_Problem to solve_
For the data that follows, state how many lines hold the string "슬라이드", giving the number by itself.

Records contained in a dataset
[Start of section]

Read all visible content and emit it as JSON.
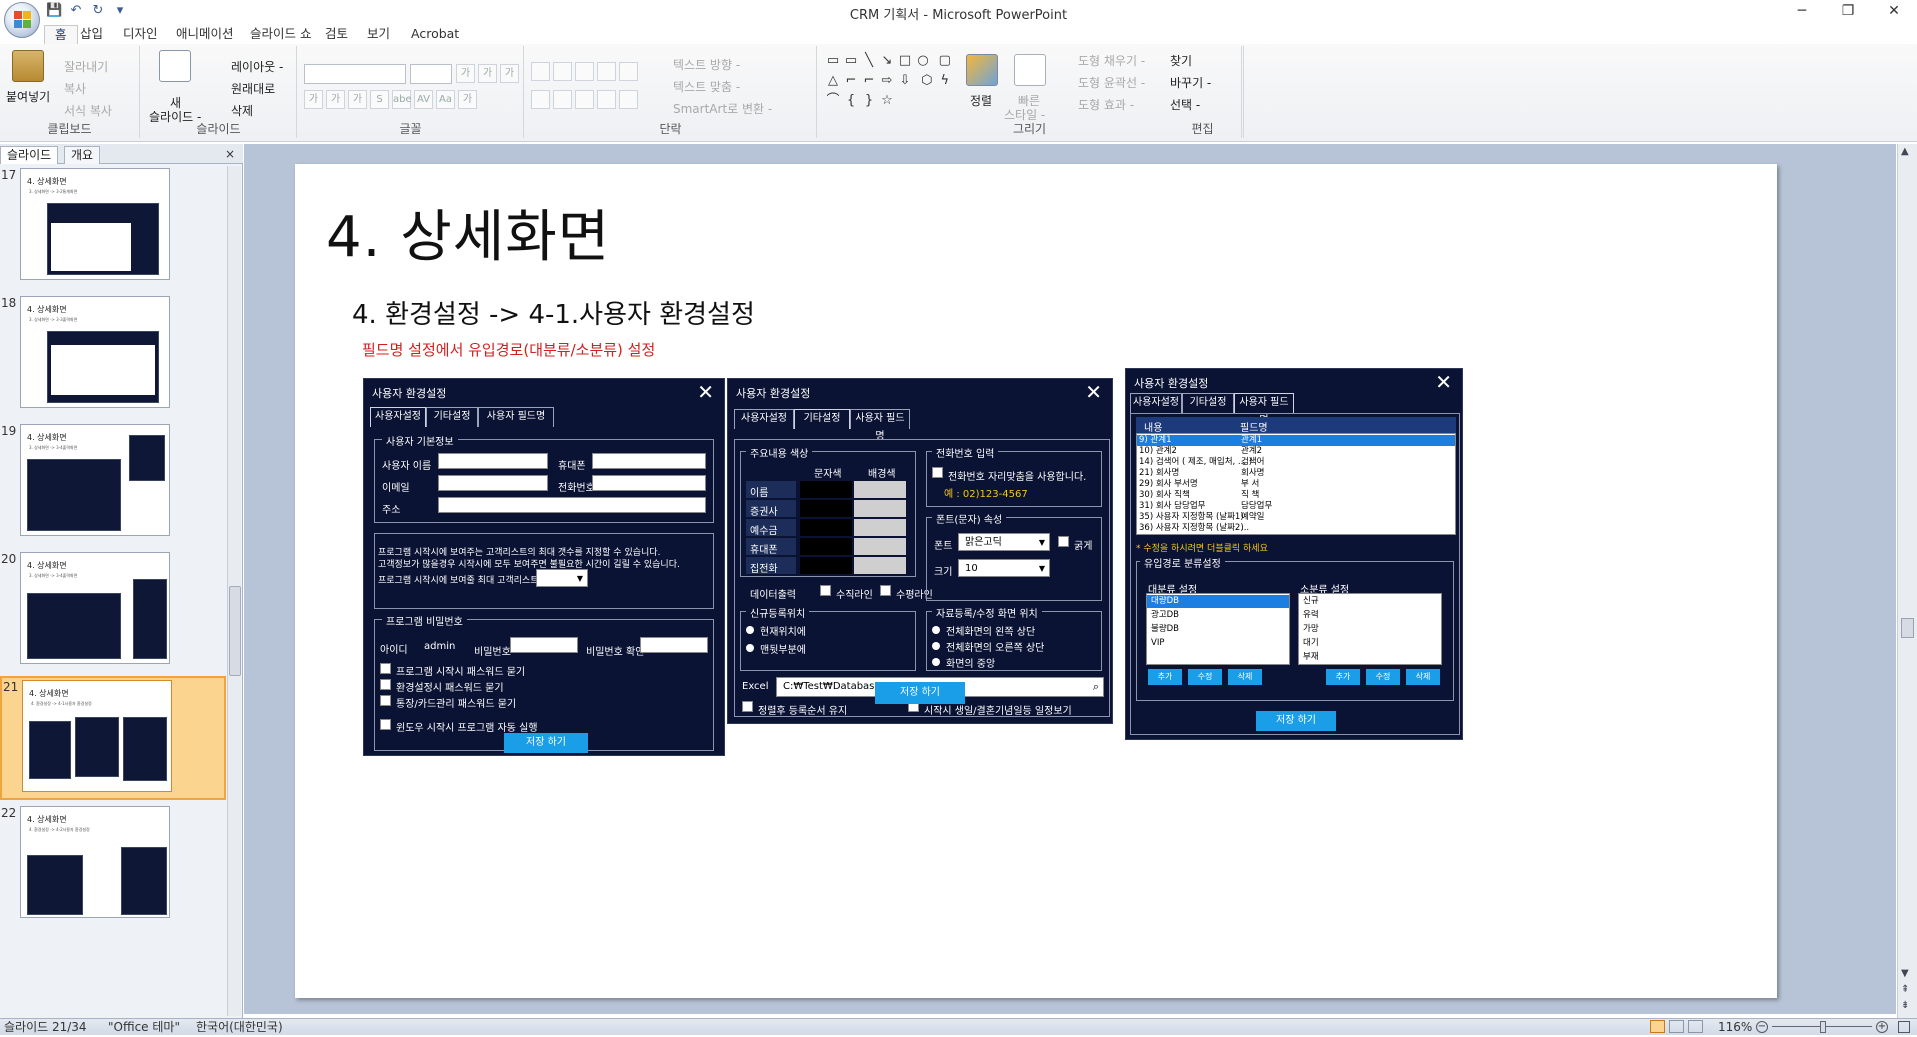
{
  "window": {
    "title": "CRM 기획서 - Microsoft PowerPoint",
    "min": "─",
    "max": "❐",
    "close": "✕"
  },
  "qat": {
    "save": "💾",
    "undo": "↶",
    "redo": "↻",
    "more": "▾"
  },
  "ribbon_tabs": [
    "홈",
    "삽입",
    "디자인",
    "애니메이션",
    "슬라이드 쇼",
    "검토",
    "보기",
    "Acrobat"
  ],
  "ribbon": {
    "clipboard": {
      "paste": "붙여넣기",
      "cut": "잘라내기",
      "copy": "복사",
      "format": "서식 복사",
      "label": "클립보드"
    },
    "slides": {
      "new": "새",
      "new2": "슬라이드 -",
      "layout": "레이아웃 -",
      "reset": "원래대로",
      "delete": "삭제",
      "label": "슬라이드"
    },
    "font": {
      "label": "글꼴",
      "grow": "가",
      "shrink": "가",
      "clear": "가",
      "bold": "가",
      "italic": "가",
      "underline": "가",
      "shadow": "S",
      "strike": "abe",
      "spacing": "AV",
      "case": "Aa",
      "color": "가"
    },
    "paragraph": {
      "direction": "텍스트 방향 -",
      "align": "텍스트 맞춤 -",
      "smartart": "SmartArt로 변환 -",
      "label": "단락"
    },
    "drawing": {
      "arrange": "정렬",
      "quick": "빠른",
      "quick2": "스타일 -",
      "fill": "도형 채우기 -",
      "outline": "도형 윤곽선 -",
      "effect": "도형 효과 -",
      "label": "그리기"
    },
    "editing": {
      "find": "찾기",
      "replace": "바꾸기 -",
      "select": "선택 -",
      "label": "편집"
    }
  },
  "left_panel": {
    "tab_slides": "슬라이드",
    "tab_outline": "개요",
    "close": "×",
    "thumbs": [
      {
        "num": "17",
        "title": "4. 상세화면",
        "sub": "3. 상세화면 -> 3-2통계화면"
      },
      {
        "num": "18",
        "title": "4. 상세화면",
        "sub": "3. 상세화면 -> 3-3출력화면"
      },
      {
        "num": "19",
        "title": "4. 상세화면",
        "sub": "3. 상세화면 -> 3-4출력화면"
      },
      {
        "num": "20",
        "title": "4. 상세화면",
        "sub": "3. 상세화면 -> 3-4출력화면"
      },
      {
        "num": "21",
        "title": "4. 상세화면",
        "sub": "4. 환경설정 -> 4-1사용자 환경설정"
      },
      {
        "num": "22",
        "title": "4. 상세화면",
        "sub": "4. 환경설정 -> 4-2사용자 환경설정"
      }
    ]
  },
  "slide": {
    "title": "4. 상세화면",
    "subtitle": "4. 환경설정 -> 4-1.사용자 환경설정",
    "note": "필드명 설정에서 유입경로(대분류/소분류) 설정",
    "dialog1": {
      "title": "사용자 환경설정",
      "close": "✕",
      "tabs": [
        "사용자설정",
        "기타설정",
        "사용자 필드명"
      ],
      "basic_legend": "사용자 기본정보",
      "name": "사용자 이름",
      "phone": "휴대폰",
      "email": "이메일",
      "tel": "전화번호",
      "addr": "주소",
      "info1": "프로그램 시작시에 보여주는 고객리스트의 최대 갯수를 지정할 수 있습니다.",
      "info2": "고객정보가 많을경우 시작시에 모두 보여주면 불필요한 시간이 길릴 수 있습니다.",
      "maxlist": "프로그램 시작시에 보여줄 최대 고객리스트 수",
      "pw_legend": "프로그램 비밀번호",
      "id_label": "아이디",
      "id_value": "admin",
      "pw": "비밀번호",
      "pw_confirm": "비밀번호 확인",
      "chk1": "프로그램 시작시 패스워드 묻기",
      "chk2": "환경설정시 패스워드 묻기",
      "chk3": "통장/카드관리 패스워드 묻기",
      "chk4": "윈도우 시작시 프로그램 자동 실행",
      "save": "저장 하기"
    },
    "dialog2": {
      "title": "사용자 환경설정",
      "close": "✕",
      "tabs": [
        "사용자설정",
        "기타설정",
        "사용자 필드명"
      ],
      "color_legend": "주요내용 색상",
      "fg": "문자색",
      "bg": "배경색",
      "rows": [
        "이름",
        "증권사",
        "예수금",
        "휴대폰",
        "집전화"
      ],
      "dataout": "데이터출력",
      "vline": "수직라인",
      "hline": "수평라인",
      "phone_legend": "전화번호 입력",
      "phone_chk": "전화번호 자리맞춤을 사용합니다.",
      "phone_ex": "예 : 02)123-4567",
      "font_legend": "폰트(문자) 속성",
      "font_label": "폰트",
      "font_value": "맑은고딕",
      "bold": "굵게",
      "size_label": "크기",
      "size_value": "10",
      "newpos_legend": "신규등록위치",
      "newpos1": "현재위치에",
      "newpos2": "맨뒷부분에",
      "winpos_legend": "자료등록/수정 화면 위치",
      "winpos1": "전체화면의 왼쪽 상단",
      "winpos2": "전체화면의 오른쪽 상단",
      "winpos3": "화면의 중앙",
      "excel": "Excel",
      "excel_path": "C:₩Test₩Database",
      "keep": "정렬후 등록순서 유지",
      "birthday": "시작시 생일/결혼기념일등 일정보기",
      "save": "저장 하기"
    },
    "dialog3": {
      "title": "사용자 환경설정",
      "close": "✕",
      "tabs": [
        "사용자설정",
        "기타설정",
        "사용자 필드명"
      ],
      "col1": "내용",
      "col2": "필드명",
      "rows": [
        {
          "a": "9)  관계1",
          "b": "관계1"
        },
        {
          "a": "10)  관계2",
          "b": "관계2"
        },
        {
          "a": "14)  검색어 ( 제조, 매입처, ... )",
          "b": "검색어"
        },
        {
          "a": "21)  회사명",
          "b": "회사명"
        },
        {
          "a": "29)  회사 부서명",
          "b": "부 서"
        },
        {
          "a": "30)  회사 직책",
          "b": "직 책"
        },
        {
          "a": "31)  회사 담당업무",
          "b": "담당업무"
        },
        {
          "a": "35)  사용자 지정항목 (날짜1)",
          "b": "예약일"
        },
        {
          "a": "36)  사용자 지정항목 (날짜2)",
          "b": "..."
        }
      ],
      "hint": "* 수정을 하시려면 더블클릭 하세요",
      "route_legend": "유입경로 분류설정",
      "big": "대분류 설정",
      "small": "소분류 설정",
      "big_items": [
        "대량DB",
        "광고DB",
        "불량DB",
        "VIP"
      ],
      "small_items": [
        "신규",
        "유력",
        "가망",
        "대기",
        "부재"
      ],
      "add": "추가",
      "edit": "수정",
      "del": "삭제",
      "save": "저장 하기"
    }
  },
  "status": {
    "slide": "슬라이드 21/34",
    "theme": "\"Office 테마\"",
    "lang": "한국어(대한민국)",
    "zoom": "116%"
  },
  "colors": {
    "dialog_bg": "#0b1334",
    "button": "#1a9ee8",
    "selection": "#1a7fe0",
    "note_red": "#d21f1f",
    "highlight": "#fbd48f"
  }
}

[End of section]

_Written reply_
5